■ Task to carry out
Could the entries below be retyped exactly and in full?

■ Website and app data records
________________________________________
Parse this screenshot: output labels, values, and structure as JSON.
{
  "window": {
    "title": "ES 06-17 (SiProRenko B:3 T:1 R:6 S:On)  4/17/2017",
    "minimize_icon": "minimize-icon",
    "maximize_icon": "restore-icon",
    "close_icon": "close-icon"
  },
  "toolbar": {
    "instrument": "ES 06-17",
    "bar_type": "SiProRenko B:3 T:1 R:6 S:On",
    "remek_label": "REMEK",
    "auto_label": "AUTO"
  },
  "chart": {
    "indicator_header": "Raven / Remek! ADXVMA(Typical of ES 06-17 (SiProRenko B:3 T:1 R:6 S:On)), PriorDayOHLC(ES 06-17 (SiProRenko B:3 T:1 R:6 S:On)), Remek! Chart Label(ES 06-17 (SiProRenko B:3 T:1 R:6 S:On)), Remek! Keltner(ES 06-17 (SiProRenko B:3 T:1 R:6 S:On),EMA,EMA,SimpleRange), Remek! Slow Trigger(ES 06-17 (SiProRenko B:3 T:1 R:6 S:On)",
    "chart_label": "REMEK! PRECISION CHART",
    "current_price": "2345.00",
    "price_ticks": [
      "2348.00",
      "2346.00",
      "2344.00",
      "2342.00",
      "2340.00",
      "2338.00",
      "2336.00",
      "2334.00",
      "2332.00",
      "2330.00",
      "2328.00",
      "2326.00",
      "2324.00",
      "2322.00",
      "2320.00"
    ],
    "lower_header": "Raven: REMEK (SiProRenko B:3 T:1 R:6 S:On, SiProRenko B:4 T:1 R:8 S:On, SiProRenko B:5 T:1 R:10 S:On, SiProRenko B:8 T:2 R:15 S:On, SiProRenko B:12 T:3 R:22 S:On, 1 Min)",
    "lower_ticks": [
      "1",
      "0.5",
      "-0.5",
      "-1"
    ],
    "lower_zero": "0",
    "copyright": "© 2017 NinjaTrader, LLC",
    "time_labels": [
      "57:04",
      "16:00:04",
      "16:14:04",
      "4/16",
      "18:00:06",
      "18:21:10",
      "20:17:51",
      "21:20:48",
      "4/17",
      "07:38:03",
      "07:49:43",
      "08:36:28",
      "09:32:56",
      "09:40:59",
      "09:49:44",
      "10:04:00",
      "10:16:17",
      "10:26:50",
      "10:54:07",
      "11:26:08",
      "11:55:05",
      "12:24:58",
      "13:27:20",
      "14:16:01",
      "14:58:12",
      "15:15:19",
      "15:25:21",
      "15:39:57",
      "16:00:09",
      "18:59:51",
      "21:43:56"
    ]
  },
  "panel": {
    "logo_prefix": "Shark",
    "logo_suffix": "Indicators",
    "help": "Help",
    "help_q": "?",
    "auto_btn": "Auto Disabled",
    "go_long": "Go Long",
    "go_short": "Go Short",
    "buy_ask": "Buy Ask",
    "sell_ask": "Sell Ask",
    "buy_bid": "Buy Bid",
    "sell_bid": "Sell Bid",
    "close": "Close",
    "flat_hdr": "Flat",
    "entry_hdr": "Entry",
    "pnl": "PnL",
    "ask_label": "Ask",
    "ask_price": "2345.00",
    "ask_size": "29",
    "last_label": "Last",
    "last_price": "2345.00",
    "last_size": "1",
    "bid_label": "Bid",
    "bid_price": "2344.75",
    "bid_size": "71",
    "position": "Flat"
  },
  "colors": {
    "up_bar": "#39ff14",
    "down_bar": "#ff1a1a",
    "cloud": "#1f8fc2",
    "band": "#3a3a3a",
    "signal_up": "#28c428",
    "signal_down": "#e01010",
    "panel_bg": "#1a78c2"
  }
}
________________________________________
■ Solution to this task
Parse this screenshot: output labels, values, and structure as JSON.
{
  "window": {
    "title": "ES 06-17 (SiProRenko B:3 T:1 R:6 S:On)  4/17/2017",
    "minimize_icon": "minimize-icon",
    "maximize_icon": "restore-icon",
    "close_icon": "close-icon"
  },
  "toolbar": {
    "instrument": "ES 06-17",
    "bar_type": "SiProRenko B:3 T:1 R:6 S:On",
    "remek_label": "REMEK",
    "auto_label": "AUTO"
  },
  "chart": {
    "indicator_header": "Raven / Remek! ADXVMA(Typical of ES 06-17 (SiProRenko B:3 T:1 R:6 S:On)), PriorDayOHLC(ES 06-17 (SiProRenko B:3 T:1 R:6 S:On)), Remek! Chart Label(ES 06-17 (SiProRenko B:3 T:1 R:6 S:On)), Remek! Keltner(ES 06-17 (SiProRenko B:3 T:1 R:6 S:On),EMA,EMA,SimpleRange), Remek! Slow Trigger(ES 06-17 (SiProRenko B:3 T:1 R:6 S:On)",
    "chart_label": "REMEK! PRECISION CHART",
    "current_price": "2345.00",
    "price_ticks": [
      "2348.00",
      "2346.00",
      "2344.00",
      "2342.00",
      "2340.00",
      "2338.00",
      "2336.00",
      "2334.00",
      "2332.00",
      "2330.00",
      "2328.00",
      "2326.00",
      "2324.00",
      "2322.00",
      "2320.00"
    ],
    "lower_header": "Raven: REMEK (SiProRenko B:3 T:1 R:6 S:On, SiProRenko B:4 T:1 R:8 S:On, SiProRenko B:5 T:1 R:10 S:On, SiProRenko B:8 T:2 R:15 S:On, SiProRenko B:12 T:3 R:22 S:On, 1 Min)",
    "lower_ticks": [
      "1",
      "0.5",
      "-0.5",
      "-1"
    ],
    "lower_zero": "0",
    "copyright": "© 2017 NinjaTrader, LLC",
    "time_labels": [
      "57:04",
      "16:00:04",
      "16:14:04",
      "4/16",
      "18:00:06",
      "18:21:10",
      "20:17:51",
      "21:20:48",
      "4/17",
      "07:38:03",
      "07:49:43",
      "08:36:28",
      "09:32:56",
      "09:40:59",
      "09:49:44",
      "10:04:00",
      "10:16:17",
      "10:26:50",
      "10:54:07",
      "11:26:08",
      "11:55:05",
      "12:24:58",
      "13:27:20",
      "14:16:01",
      "14:58:12",
      "15:15:19",
      "15:25:21",
      "15:39:57",
      "16:00:09",
      "18:59:51",
      "21:43:56"
    ]
  },
  "panel": {
    "logo_prefix": "Shark",
    "logo_suffix": "Indicators",
    "help": "Help",
    "help_q": "?",
    "auto_btn": "Auto Disabled",
    "go_long": "Go Long",
    "go_short": "Go Short",
    "buy_ask": "Buy Ask",
    "sell_ask": "Sell Ask",
    "buy_bid": "Buy Bid",
    "sell_bid": "Sell Bid",
    "close": "Close",
    "flat_hdr": "Flat",
    "entry_hdr": "Entry",
    "pnl": "PnL",
    "ask_label": "Ask",
    "ask_price": "2345.00",
    "ask_size": "29",
    "last_label": "Last",
    "last_price": "2345.00",
    "last_size": "1",
    "bid_label": "Bid",
    "bid_price": "2344.75",
    "bid_size": "71",
    "position": "Flat"
  },
  "colors": {
    "up_bar": "#39ff14",
    "down_bar": "#ff1a1a",
    "cloud": "#1f8fc2",
    "band": "#3a3a3a",
    "signal_up": "#28c428",
    "signal_down": "#e01010",
    "panel_bg": "#1a78c2"
  }
}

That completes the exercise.